“They are integrated into the pride of that person’s surname. It’s like pudding on the top of your surname.”

He suggested farmers use them to acknowledge someone for doing something good.

“To use that publicly is showing the group and it’s showing that person that you are acknowledging them in the highest way.

“Instead of saying ‘Bheki, what a great job you’ve done’, you say ‘Mr Zondi, Nondaba’. All of a sudden you will see such an amazing shift in the way that person responds to you.”

So, who is this do-er who emerges during times of trouble?

“I’m really just the guy next door,” said Martin, 56.

Next door, though, has been where one has a foot in both the white English and black Zulu worlds, having grown up a farm kid in Karkloof.

“Growing up on the farm I was part of the farm soccer team. We grew up in a very rural environment. My Zulu was not bad,” he said.

The environment, and his liberal-minded parents, were instrumental in removing racial prejudice held by many of his contemporaries, “clearly upsetting some teachers” at Linpark High School during apartheid.

He is moving back to the farm, making his commute into Pietermaritzburg longer.

A BSc Agriculture graduate, his career has spanned from entrepreneurial ventures to agricultural and business development work, being on the national executive of the taxi organisation, Santaco, and training newly-elected councillors.

“I have a passion for supporting local issues and to redress the economic imbalance of apartheid,” he said.

He said his was one of the first farms to give land to workers and people who lived there, “turning them into neighbours”. It has gone well, going from a power relationship to an adult relationship.

He questioned whether “overprivileged people wake up in the morning on a 2 000-acre farm and ask – what did I do to deserve this? Too much privilege for a race group to sustain and not acknowledge.”

Martin’s involvement in Town Hill came from his leading the local community policing forum (CPF), in which he started taking an interest after a home invasion eight years ago.

His area included the notorious stretch of road.

“When people started dying in our precinct on the N3, it became a very personal matter..

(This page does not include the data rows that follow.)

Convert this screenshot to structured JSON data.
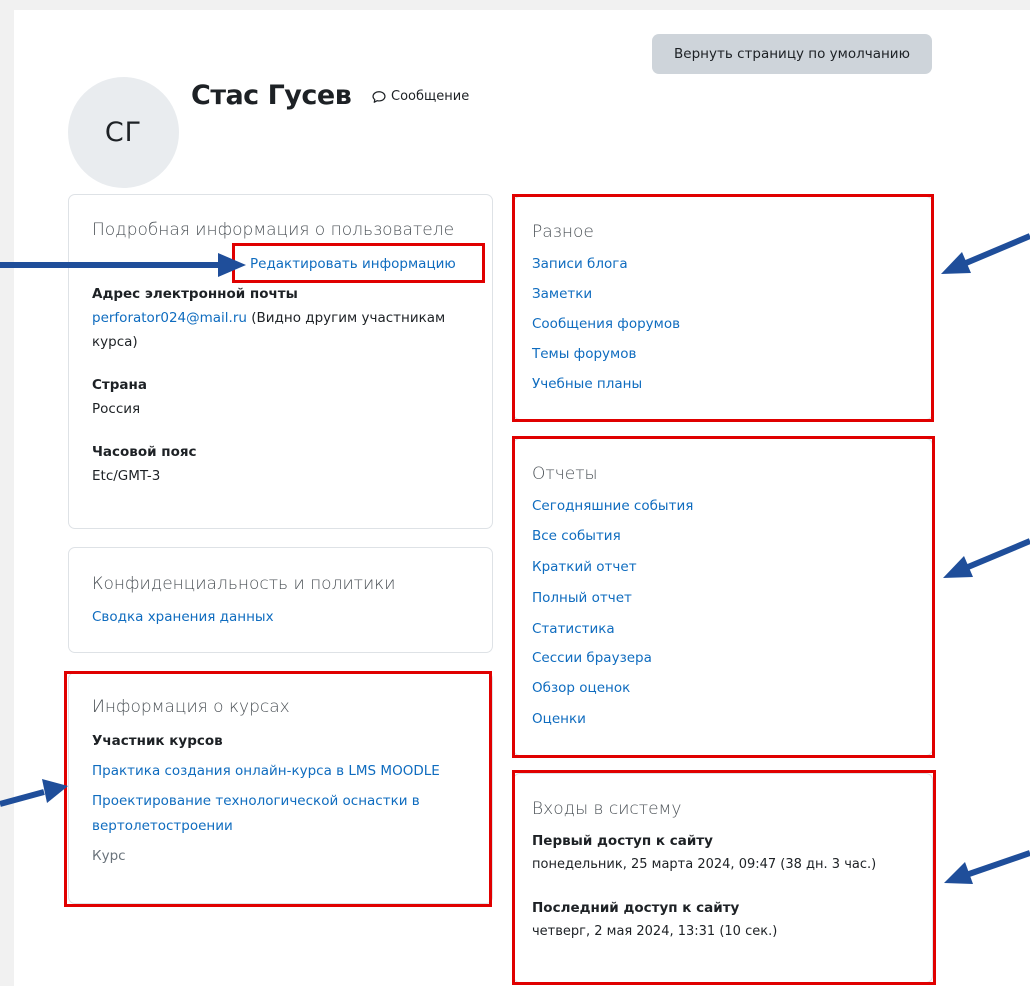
{
  "header": {
    "reset_button": "Вернуть страницу по умолчанию",
    "avatar_initials": "СГ",
    "user_name": "Стас Гусев",
    "message_label": "Сообщение"
  },
  "user_details": {
    "title": "Подробная информация о пользователе",
    "edit_link": "Редактировать информацию",
    "email_label": "Адрес электронной почты",
    "email_value": "perforator024@mail.ru",
    "email_note_line1": " (Видно другим участникам",
    "email_note_line2": "курса)",
    "country_label": "Страна",
    "country_value": "Россия",
    "timezone_label": "Часовой пояс",
    "timezone_value": "Etc/GMT-3"
  },
  "privacy": {
    "title": "Конфиденциальность и политики",
    "data_retention_link": "Сводка хранения данных"
  },
  "course_details": {
    "title": "Информация о курсах",
    "participant_label": "Участник курсов",
    "course1": "Практика создания онлайн-курса в LMS MOODLE",
    "course2_line1": "Проектирование технологической оснастки в",
    "course2_line2": "вертолетостроении",
    "course_label": "Курс"
  },
  "misc": {
    "title": "Разное",
    "items": [
      "Записи блога",
      "Заметки",
      "Сообщения форумов",
      "Темы форумов",
      "Учебные планы"
    ]
  },
  "reports": {
    "title": "Отчеты",
    "items": [
      "Сегодняшние события",
      "Все события",
      "Краткий отчет",
      "Полный отчет",
      "Статистика",
      "Сессии браузера",
      "Обзор оценок",
      "Оценки"
    ]
  },
  "logins": {
    "title": "Входы в систему",
    "first_access_label": "Первый доступ к сайту",
    "first_access_value": "понедельник, 25 марта 2024, 09:47  (38 дн. 3 час.)",
    "last_access_label": "Последний доступ к сайту",
    "last_access_value": "четверг, 2 мая 2024, 13:31  (10 сек.)"
  },
  "colors": {
    "annotation_box": "#e00000",
    "annotation_arrow": "#1f4e9a",
    "link": "#0f6cbf"
  }
}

“Why allow people to die in our own suburb – even if they were visitors? One death is one too many,” said Martin.

“Through our influence we put a lot of pressure on authorities to speed up safety interventions.”

He said CPFs had limited authority.

“We often don’t exercise it to the extent we could. We managed and, if necessary, we shall do it again.”

The Independent on Saturday